§ **Task goal**
Every line of the material below should be repeated exactly.
---------------
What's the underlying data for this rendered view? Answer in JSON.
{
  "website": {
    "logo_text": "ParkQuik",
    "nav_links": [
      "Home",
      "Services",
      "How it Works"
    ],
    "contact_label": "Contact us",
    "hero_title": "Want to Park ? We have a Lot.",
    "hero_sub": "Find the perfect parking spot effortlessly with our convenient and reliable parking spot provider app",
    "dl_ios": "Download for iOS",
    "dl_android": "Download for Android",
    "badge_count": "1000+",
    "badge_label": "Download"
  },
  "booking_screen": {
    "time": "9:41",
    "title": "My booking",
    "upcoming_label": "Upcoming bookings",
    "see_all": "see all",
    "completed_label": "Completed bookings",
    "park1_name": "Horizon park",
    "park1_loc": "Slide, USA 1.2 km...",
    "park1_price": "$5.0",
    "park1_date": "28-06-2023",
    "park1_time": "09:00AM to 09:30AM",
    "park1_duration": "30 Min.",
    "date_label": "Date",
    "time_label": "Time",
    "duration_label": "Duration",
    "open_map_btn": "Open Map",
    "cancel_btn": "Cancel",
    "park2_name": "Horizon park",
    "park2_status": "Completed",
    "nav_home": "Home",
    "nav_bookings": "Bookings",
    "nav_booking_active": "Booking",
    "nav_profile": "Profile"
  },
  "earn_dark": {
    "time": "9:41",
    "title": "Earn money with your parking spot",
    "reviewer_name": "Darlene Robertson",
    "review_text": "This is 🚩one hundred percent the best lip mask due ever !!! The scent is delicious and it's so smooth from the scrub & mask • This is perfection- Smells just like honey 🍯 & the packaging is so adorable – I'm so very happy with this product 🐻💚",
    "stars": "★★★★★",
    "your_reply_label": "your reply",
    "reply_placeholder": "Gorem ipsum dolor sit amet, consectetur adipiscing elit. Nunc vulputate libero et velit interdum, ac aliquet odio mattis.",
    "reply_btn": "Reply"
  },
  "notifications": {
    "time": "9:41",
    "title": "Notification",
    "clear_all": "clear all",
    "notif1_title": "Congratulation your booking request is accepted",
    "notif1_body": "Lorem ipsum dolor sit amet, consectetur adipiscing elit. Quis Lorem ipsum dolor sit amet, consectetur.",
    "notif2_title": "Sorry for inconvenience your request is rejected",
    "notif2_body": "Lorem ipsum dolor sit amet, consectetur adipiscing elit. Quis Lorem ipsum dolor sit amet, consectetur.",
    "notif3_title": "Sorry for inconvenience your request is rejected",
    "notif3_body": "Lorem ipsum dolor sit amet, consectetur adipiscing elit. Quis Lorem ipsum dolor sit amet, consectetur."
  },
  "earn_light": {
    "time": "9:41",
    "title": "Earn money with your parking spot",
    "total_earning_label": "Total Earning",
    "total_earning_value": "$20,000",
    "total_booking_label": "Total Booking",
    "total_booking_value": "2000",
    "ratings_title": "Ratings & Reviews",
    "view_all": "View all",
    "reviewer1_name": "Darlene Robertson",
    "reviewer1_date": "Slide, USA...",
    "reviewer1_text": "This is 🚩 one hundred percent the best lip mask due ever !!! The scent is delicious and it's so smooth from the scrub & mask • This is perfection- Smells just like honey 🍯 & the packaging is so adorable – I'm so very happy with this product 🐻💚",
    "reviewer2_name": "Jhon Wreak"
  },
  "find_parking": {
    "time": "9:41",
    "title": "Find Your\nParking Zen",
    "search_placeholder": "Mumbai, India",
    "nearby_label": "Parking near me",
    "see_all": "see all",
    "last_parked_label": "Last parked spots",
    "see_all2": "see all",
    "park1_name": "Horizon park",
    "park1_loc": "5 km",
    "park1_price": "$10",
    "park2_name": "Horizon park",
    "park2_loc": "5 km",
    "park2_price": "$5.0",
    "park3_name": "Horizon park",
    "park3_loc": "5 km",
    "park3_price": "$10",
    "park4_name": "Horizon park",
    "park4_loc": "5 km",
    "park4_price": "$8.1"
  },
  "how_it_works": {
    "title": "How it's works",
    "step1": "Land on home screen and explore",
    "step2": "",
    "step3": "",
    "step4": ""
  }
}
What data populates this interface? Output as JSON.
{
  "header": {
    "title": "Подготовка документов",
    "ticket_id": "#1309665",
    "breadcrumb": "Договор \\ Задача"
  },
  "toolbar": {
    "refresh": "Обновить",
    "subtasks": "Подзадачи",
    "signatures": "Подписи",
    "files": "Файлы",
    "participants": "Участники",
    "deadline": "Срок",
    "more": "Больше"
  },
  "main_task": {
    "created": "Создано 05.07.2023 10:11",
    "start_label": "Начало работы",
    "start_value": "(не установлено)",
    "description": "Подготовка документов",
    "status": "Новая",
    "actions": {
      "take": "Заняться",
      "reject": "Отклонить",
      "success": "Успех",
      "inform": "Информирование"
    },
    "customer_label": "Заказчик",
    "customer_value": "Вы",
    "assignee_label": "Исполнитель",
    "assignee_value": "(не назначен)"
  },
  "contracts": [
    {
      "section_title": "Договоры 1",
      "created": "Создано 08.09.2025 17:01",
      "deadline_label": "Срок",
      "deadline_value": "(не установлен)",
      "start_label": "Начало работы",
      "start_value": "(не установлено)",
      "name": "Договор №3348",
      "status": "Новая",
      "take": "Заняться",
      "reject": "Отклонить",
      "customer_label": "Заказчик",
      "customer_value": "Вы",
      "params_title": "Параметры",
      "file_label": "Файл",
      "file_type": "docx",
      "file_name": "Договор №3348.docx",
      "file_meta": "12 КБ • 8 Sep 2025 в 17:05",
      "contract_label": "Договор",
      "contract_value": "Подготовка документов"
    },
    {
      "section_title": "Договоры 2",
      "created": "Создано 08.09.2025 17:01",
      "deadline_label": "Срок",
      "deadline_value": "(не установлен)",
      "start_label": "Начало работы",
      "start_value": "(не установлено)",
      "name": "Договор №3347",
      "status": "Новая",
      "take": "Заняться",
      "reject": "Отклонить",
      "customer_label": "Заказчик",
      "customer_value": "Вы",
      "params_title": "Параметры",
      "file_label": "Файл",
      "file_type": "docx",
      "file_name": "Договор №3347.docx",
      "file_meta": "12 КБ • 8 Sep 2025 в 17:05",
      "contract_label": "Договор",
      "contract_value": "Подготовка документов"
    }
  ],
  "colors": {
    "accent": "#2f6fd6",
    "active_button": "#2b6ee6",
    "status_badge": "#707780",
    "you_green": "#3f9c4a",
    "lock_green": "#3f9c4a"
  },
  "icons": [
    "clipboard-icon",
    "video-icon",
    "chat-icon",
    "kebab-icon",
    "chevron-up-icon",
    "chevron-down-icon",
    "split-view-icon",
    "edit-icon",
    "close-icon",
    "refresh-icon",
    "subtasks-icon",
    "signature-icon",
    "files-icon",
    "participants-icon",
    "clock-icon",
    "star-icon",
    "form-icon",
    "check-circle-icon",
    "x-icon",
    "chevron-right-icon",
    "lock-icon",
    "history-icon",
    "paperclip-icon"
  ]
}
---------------
§ **Result for this exercise**
What's the underlying data for this rendered view? Answer in JSON.
{
  "website": {
    "logo_text": "ParkQuik",
    "nav_links": [
      "Home",
      "Services",
      "How it Works"
    ],
    "contact_label": "Contact us",
    "hero_title": "Want to Park ? We have a Lot.",
    "hero_sub": "Find the perfect parking spot effortlessly with our convenient and reliable parking spot provider app",
    "dl_ios": "Download for iOS",
    "dl_android": "Download for Android",
    "badge_count": "1000+",
    "badge_label": "Download"
  },
  "booking_screen": {
    "time": "9:41",
    "title": "My booking",
    "upcoming_label": "Upcoming bookings",
    "see_all": "see all",
    "completed_label": "Completed bookings",
    "park1_name": "Horizon park",
    "park1_loc": "Slide, USA 1.2 km...",
    "park1_price": "$5.0",
    "park1_date": "28-06-2023",
    "park1_time": "09:00AM to 09:30AM",
    "park1_duration": "30 Min.",
    "date_label": "Date",
    "time_label": "Time",
    "duration_label": "Duration",
    "open_map_btn": "Open Map",
    "cancel_btn": "Cancel",
    "park2_name": "Horizon park",
    "park2_status": "Completed",
    "nav_home": "Home",
    "nav_bookings": "Bookings",
    "nav_booking_active": "Booking",
    "nav_profile": "Profile"
  },
  "earn_dark": {
    "time": "9:41",
    "title": "Earn money with your parking spot",
    "reviewer_name": "Darlene Robertson",
    "review_text": "This is 🚩one hundred percent the best lip mask due ever !!! The scent is delicious and it's so smooth from the scrub & mask • This is perfection- Smells just like honey 🍯 & the packaging is so adorable – I'm so very happy with this product 🐻💚",
    "stars": "★★★★★",
    "your_reply_label": "your reply",
    "reply_placeholder": "Gorem ipsum dolor sit amet, consectetur adipiscing elit. Nunc vulputate libero et velit interdum, ac aliquet odio mattis.",
    "reply_btn": "Reply"
  },
  "notifications": {
    "time": "9:41",
    "title": "Notification",
    "clear_all": "clear all",
    "notif1_title": "Congratulation your booking request is accepted",
    "notif1_body": "Lorem ipsum dolor sit amet, consectetur adipiscing elit. Quis Lorem ipsum dolor sit amet, consectetur.",
    "notif2_title": "Sorry for inconvenience your request is rejected",
    "notif2_body": "Lorem ipsum dolor sit amet, consectetur adipiscing elit. Quis Lorem ipsum dolor sit amet, consectetur.",
    "notif3_title": "Sorry for inconvenience your request is rejected",
    "notif3_body": "Lorem ipsum dolor sit amet, consectetur adipiscing elit. Quis Lorem ipsum dolor sit amet, consectetur."
  },
  "earn_light": {
    "time": "9:41",
    "title": "Earn money with your parking spot",
    "total_earning_label": "Total Earning",
    "total_earning_value": "$20,000",
    "total_booking_label": "Total Booking",
    "total_booking_value": "2000",
    "ratings_title": "Ratings & Reviews",
    "view_all": "View all",
    "reviewer1_name": "Darlene Robertson",
    "reviewer1_date": "Slide, USA...",
    "reviewer1_text": "This is 🚩 one hundred percent the best lip mask due ever !!! The scent is delicious and it's so smooth from the scrub & mask • This is perfection- Smells just like honey 🍯 & the packaging is so adorable – I'm so very happy with this product 🐻💚",
    "reviewer2_name": "Jhon Wreak"
  },
  "find_parking": {
    "time": "9:41",
    "title": "Find Your\nParking Zen",
    "search_placeholder": "Mumbai, India",
    "nearby_label": "Parking near me",
    "see_all": "see all",
    "last_parked_label": "Last parked spots",
    "see_all2": "see all",
    "park1_name": "Horizon park",
    "park1_loc": "5 km",
    "park1_price": "$10",
    "park2_name": "Horizon park",
    "park2_loc": "5 km",
    "park2_price": "$5.0",
    "park3_name": "Horizon park",
    "park3_loc": "5 km",
    "park3_price": "$10",
    "park4_name": "Horizon park",
    "park4_loc": "5 km",
    "park4_price": "$8.1"
  },
  "how_it_works": {
    "title": "How it's works",
    "step1": "Land on home screen and explore",
    "step2": "",
    "step3": "",
    "step4": ""
  }
}
What data populates this interface? Output as JSON.
{
  "header": {
    "title": "Подготовка документов",
    "ticket_id": "#1309665",
    "breadcrumb": "Договор \\ Задача"
  },
  "toolbar": {
    "refresh": "Обновить",
    "subtasks": "Подзадачи",
    "signatures": "Подписи",
    "files": "Файлы",
    "participants": "Участники",
    "deadline": "Срок",
    "more": "Больше"
  },
  "main_task": {
    "created": "Создано 05.07.2023 10:11",
    "start_label": "Начало работы",
    "start_value": "(не установлено)",
    "description": "Подготовка документов",
    "status": "Новая",
    "actions": {
      "take": "Заняться",
      "reject": "Отклонить",
      "success": "Успех",
      "inform": "Информирование"
    },
    "customer_label": "Заказчик",
    "customer_value": "Вы",
    "assignee_label": "Исполнитель",
    "assignee_value": "(не назначен)"
  },
  "contracts": [
    {
      "section_title": "Договоры 1",
      "created": "Создано 08.09.2025 17:01",
      "deadline_label": "Срок",
      "deadline_value": "(не установлен)",
      "start_label": "Начало работы",
      "start_value": "(не установлено)",
      "name": "Договор №3348",
      "status": "Новая",
      "take": "Заняться",
      "reject": "Отклонить",
      "customer_label": "Заказчик",
      "customer_value": "Вы",
      "params_title": "Параметры",
      "file_label": "Файл",
      "file_type": "docx",
      "file_name": "Договор №3348.docx",
      "file_meta": "12 КБ • 8 Sep 2025 в 17:05",
      "contract_label": "Договор",
      "contract_value": "Подготовка документов"
    },
    {
      "section_title": "Договоры 2",
      "created": "Создано 08.09.2025 17:01",
      "deadline_label": "Срок",
      "deadline_value": "(не установлен)",
      "start_label": "Начало работы",
      "start_value": "(не установлено)",
      "name": "Договор №3347",
      "status": "Новая",
      "take": "Заняться",
      "reject": "Отклонить",
      "customer_label": "Заказчик",
      "customer_value": "Вы",
      "params_title": "Параметры",
      "file_label": "Файл",
      "file_type": "docx",
      "file_name": "Договор №3347.docx",
      "file_meta": "12 КБ • 8 Sep 2025 в 17:05",
      "contract_label": "Договор",
      "contract_value": "Подготовка документов"
    }
  ],
  "colors": {
    "accent": "#2f6fd6",
    "active_button": "#2b6ee6",
    "status_badge": "#707780",
    "you_green": "#3f9c4a",
    "lock_green": "#3f9c4a"
  },
  "icons": [
    "clipboard-icon",
    "video-icon",
    "chat-icon",
    "kebab-icon",
    "chevron-up-icon",
    "chevron-down-icon",
    "split-view-icon",
    "edit-icon",
    "close-icon",
    "refresh-icon",
    "subtasks-icon",
    "signature-icon",
    "files-icon",
    "participants-icon",
    "clock-icon",
    "star-icon",
    "form-icon",
    "check-circle-icon",
    "x-icon",
    "chevron-right-icon",
    "lock-icon",
    "history-icon",
    "paperclip-icon"
  ]
}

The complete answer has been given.